It is easy to prove that the completion of your space can be any separable metric space
where metric spheres are nowhere dense.

Does not it scare you?

**Answer to the comment:**
Not all of your spaces can be embedded into a metric tree.

BTW, there is a nice characterization of subsets in a metric tree:
$$ | x - y | + | a - b | \le \max\{|x-a| + |y-b|,|x-b|+|y-a|\}$$
for all points $x,y,a,b$
(here $|x-y|$ denotes the distance from $x$ to $y$).

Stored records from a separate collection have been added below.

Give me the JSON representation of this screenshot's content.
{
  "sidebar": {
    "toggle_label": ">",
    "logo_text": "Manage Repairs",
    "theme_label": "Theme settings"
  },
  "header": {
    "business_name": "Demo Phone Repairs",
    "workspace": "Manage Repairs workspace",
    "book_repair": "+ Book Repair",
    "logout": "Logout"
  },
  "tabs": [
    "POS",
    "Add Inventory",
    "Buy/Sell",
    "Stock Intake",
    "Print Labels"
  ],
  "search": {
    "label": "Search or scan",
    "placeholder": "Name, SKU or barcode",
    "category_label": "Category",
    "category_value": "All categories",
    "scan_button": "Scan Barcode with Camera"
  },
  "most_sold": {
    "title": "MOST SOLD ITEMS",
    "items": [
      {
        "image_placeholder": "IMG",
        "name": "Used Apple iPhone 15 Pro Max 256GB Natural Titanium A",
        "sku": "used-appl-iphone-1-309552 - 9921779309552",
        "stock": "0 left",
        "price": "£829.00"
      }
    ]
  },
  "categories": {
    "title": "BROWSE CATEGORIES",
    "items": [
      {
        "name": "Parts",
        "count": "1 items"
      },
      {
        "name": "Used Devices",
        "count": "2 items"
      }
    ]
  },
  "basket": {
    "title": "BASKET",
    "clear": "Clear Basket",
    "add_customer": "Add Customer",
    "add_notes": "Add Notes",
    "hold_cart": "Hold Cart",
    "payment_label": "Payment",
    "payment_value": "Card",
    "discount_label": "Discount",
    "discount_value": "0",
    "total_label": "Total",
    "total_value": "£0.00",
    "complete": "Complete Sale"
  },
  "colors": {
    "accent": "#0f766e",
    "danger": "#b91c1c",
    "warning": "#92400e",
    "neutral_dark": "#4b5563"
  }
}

In other words, the values
$$X=|x-a|+|y-b|,$$
$$Y=|x-b|+|y-a|,$$
$$Z=|x-y|+|a-b|$$ satisfy ulrtatriangle inequality.
This inequality can be also thought as a discrete analog of CAT[−∞] inequality.